The task
Narrow the data below down to the lines containing "路由器传输测试".

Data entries
=== Begin Enclosure ===
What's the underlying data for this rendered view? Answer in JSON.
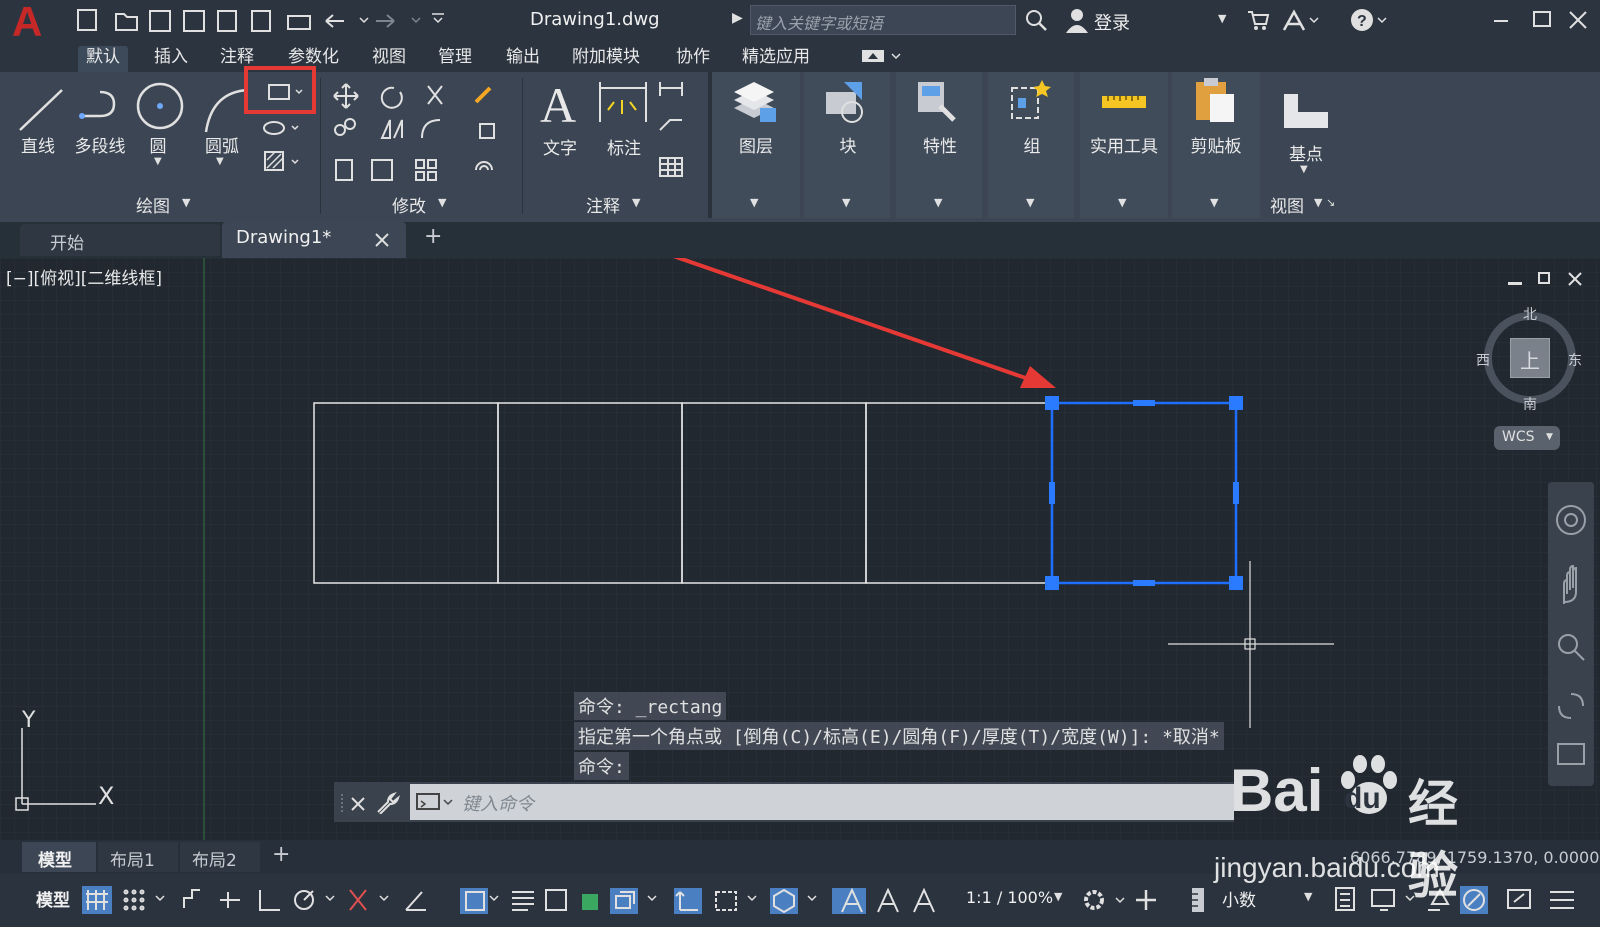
{
  "app": {
    "logo": "A",
    "file_title": "Drawing1.dwg",
    "search_placeholder": "键入关键字或短语",
    "login_label": "登录"
  },
  "menu": {
    "items": [
      "默认",
      "插入",
      "注释",
      "参数化",
      "视图",
      "管理",
      "输出",
      "附加模块",
      "协作",
      "精选应用"
    ]
  },
  "ribbon": {
    "draw": {
      "line": "直线",
      "polyline": "多段线",
      "circle": "圆",
      "arc": "圆弧",
      "title": "绘图"
    },
    "modify": {
      "title": "修改"
    },
    "annotation": {
      "text": "文字",
      "dimension": "标注",
      "title": "注释"
    },
    "layers": "图层",
    "block": "块",
    "properties": "特性",
    "groups": "组",
    "utilities": "实用工具",
    "clipboard": "剪贴板",
    "view": {
      "base": "基点",
      "title": "视图"
    }
  },
  "tabs": {
    "start": "开始",
    "drawing": "Drawing1*",
    "add": "+"
  },
  "viewport": {
    "label": "[−][俯视][二维线框]",
    "viewcube": {
      "north": "北",
      "south": "南",
      "east": "东",
      "west": "西",
      "top": "上",
      "wcs": "WCS"
    },
    "ucs_x": "X",
    "ucs_y": "Y"
  },
  "command": {
    "line1": "命令: _rectang",
    "line2": "指定第一个角点或 [倒角(C)/标高(E)/圆角(F)/厚度(T)/宽度(W)]: *取消*",
    "line3": "命令:",
    "placeholder": "键入命令"
  },
  "layouts": {
    "model": "模型",
    "layout1": "布局1",
    "layout2": "布局2",
    "add": "+"
  },
  "status": {
    "model": "模型",
    "scale": "1:1 / 100%",
    "units": "小数",
    "coords": "6066.7789, 1759.1370, 0.0000"
  },
  "watermark": {
    "brand": "Bai",
    "brand2": "du",
    "suffix": "经验",
    "url": "jingyan.baidu.com"
  },
  "colors": {
    "accent_red": "#e53935",
    "selection_blue": "#1e6fff",
    "grip_blue": "#2a7bff",
    "app_red": "#c62828"
  }
}
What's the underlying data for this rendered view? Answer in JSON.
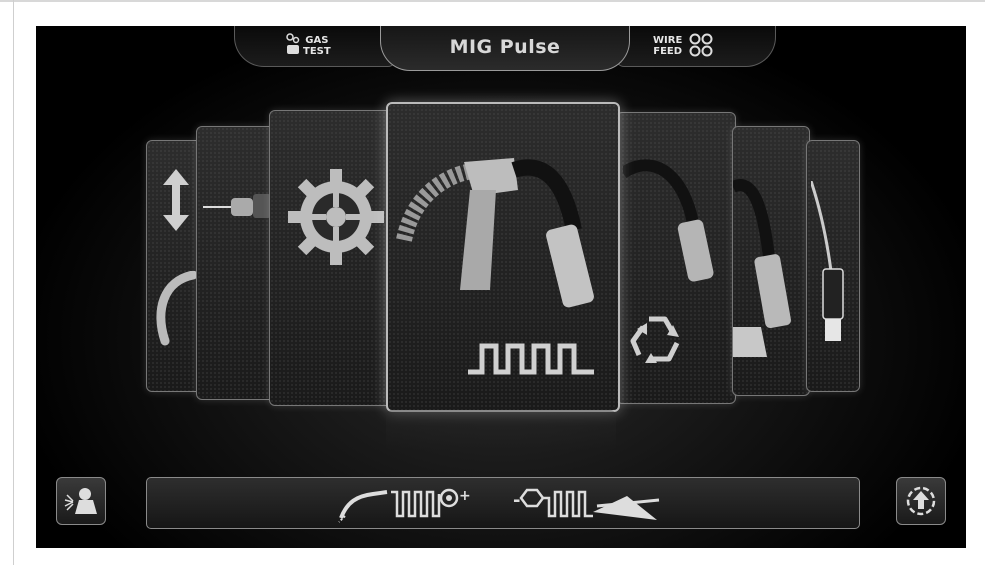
{
  "top_tabs": {
    "gas_test": {
      "line1": "GAS",
      "line2": "TEST"
    },
    "mode_title": "MIG Pulse",
    "wire_feed": {
      "line1": "WIRE",
      "line2": "FEED"
    }
  },
  "carousel": {
    "cards": [
      {
        "name": "card-trigger-mode",
        "icon": "up-down-arrow-icon"
      },
      {
        "name": "card-torch-tip",
        "icon": "torch-tip-icon"
      },
      {
        "name": "card-settings",
        "icon": "gear-icon"
      },
      {
        "name": "card-mig-pulse",
        "icon": "pulse-waveform-icon",
        "selected": true
      },
      {
        "name": "card-recycle",
        "icon": "recycle-icon"
      },
      {
        "name": "card-mig-gun",
        "icon": "mig-gun-icon"
      },
      {
        "name": "card-tig-torch",
        "icon": "tig-torch-icon"
      }
    ]
  },
  "bottom_bar": {
    "left_button_icon": "welder-icon",
    "polarity_diagram_icon": "polarity-connection-icon",
    "right_button_icon": "upload-circle-icon"
  },
  "colors": {
    "background": "#000000",
    "card_border": "#777777",
    "selected_border": "#bbbbbb",
    "text": "#d8d8d8"
  }
}
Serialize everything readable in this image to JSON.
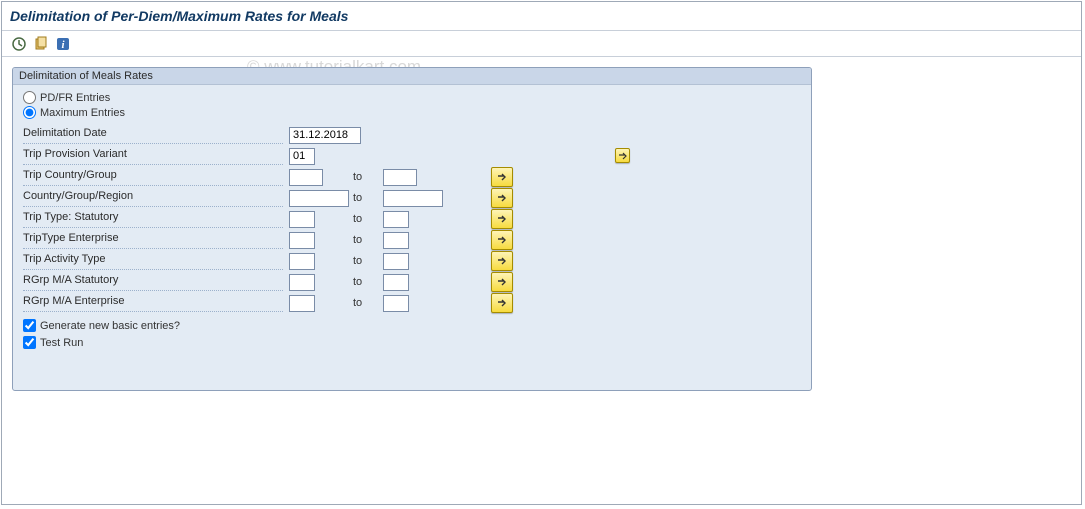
{
  "title": "Delimitation of Per-Diem/Maximum Rates for Meals",
  "watermark": "© www.tutorialkart.com",
  "toolbar": {
    "icon1": "execute-icon",
    "icon2": "variants-icon",
    "icon3": "info-icon"
  },
  "group": {
    "title": "Delimitation of Meals Rates",
    "radio_pdfr": "PD/FR Entries",
    "radio_max": "Maximum Entries",
    "radio_selected": "maximum",
    "rows": {
      "delim_date": {
        "label": "Delimitation Date",
        "value": "31.12.2018"
      },
      "trip_variant": {
        "label": "Trip Provision Variant",
        "from": "01",
        "to": ""
      },
      "trip_country": {
        "label": "Trip Country/Group",
        "from": "",
        "to": ""
      },
      "country_region": {
        "label": "Country/Group/Region",
        "from": "",
        "to": ""
      },
      "trip_type_stat": {
        "label": "Trip Type: Statutory",
        "from": "",
        "to": ""
      },
      "trip_type_ent": {
        "label": "TripType Enterprise",
        "from": "",
        "to": ""
      },
      "trip_activity": {
        "label": "Trip Activity Type",
        "from": "",
        "to": ""
      },
      "rgrp_stat": {
        "label": "RGrp M/A Statutory",
        "from": "",
        "to": ""
      },
      "rgrp_ent": {
        "label": "RGrp M/A Enterprise",
        "from": "",
        "to": ""
      }
    },
    "to_label": "to",
    "checkboxes": {
      "gen_entries": {
        "label": "Generate new basic entries?",
        "checked": true
      },
      "test_run": {
        "label": "Test Run",
        "checked": true
      }
    }
  }
}
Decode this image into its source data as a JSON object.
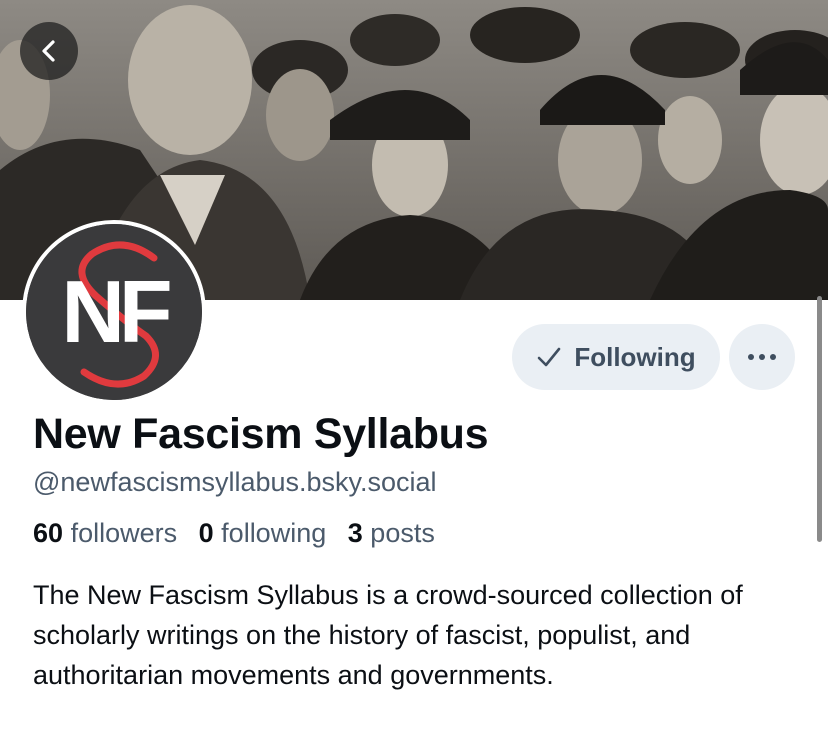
{
  "profile": {
    "display_name": "New Fascism Syllabus",
    "handle": "@newfascismsyllabus.bsky.social",
    "bio": "The New Fascism Syllabus is a crowd-sourced collection of scholarly writings on the history of fascist, populist, and authoritarian movements and governments.",
    "avatar_text": "NF"
  },
  "actions": {
    "following_label": "Following",
    "more_icon": "ellipsis-icon",
    "back_icon": "chevron-left-icon"
  },
  "stats": {
    "followers_count": "60",
    "followers_label": "followers",
    "following_count": "0",
    "following_label": "following",
    "posts_count": "3",
    "posts_label": "posts"
  },
  "colors": {
    "button_bg": "#eaeff4",
    "button_text": "#3f4e5f",
    "muted_text": "#4b5a6b",
    "avatar_red": "#e03a3e"
  }
}
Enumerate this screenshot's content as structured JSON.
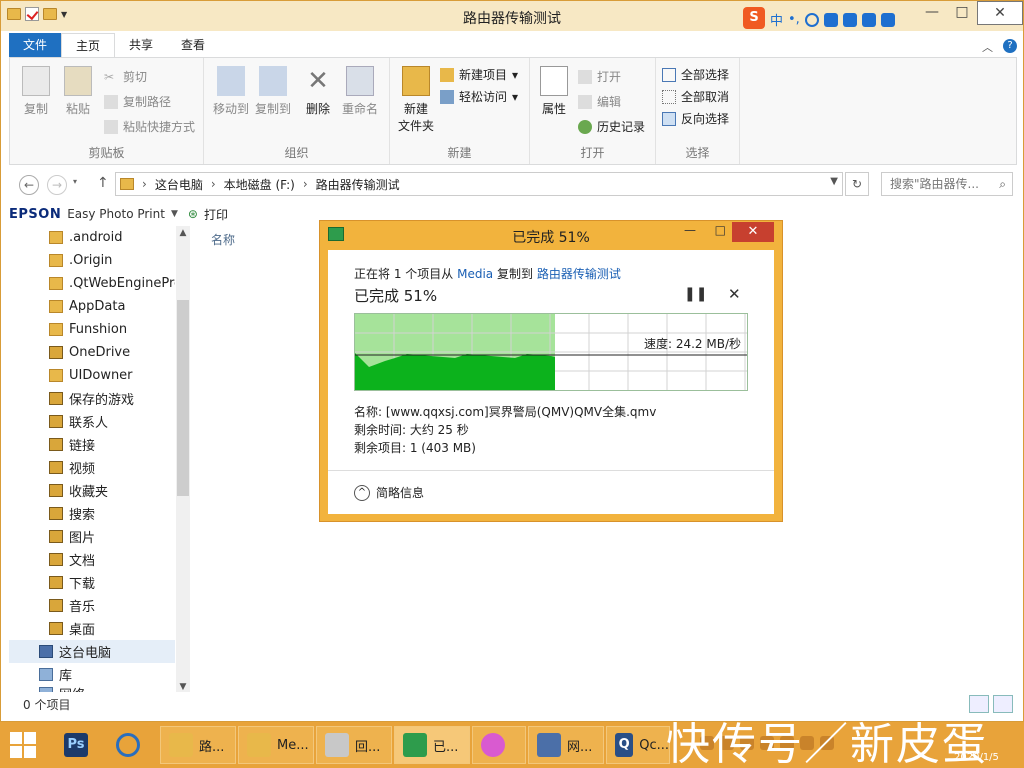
{
  "window": {
    "title": "路由器传输测试",
    "controls": {
      "minimize": "—",
      "maximize": "□",
      "close": "✕"
    }
  },
  "ime": {
    "logo": "S",
    "lang": "中",
    "punct": "•,"
  },
  "ribbon": {
    "tabs": [
      "文件",
      "主页",
      "共享",
      "查看"
    ],
    "groups": {
      "clipboard": {
        "label": "剪贴板",
        "copy": "复制",
        "paste": "粘贴",
        "cut": "剪切",
        "copy_path": "复制路径",
        "paste_shortcut": "粘贴快捷方式"
      },
      "organize": {
        "label": "组织",
        "move_to": "移动到",
        "copy_to": "复制到",
        "delete": "删除",
        "rename": "重命名"
      },
      "new": {
        "label": "新建",
        "new_folder_line1": "新建",
        "new_folder_line2": "文件夹",
        "new_item": "新建项目",
        "easy_access": "轻松访问"
      },
      "open": {
        "label": "打开",
        "properties": "属性",
        "open": "打开",
        "edit": "编辑",
        "history": "历史记录"
      },
      "select": {
        "label": "选择",
        "select_all": "全部选择",
        "select_none": "全部取消",
        "invert": "反向选择"
      }
    }
  },
  "address": {
    "back": "←",
    "forward": "→",
    "up": "↑",
    "crumbs": [
      "这台电脑",
      "本地磁盘 (F:)",
      "路由器传输测试"
    ],
    "search_placeholder": "搜索\"路由器传..."
  },
  "cmdbar": {
    "brand": "EPSON",
    "app": "Easy Photo Print",
    "print": "打印"
  },
  "nav": {
    "items": [
      ".android",
      ".Origin",
      ".QtWebEngineProc",
      "AppData",
      "Funshion",
      "OneDrive",
      "UIDowner",
      "保存的游戏",
      "联系人",
      "链接",
      "视频",
      "收藏夹",
      "搜索",
      "图片",
      "文档",
      "下载",
      "音乐",
      "桌面"
    ],
    "this_pc": "这台电脑",
    "library": "库",
    "network": "网络"
  },
  "content": {
    "column_name": "名称"
  },
  "status": {
    "items": "0 个项目"
  },
  "dialog": {
    "title": "已完成 51%",
    "line_prefix": "正在将 1 个项目从",
    "source": "Media",
    "line_mid": "复制到",
    "dest": "路由器传输测试",
    "progress_text": "已完成 51%",
    "progress": 0.51,
    "speed": "速度: 24.2 MB/秒",
    "name": "名称: [www.qqxsj.com]冥界警局(QMV)QMV全集.qmv",
    "time_left": "剩余时间: 大约 25 秒",
    "items_left": "剩余项目: 1 (403 MB)",
    "less_info": "简略信息",
    "pause": "❚❚",
    "cancel": "✕"
  },
  "taskbar": {
    "buttons": [
      "路...",
      "Me...",
      "回...",
      "已...",
      "",
      "网...",
      "Qc..."
    ]
  },
  "tray": {
    "date": "2020/1/5"
  },
  "watermark": "快传号／新皮蛋",
  "colors": {
    "accent": "#1f70c1",
    "taskbar": "#e8a33a",
    "graph_fill": "#0cb21c",
    "graph_bg": "#a6e39a",
    "close": "#c7402f"
  }
}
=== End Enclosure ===
Answer
    "title": "路由器传输测试",
      "路由器传输测试"
    "dest": "路由器传输测试",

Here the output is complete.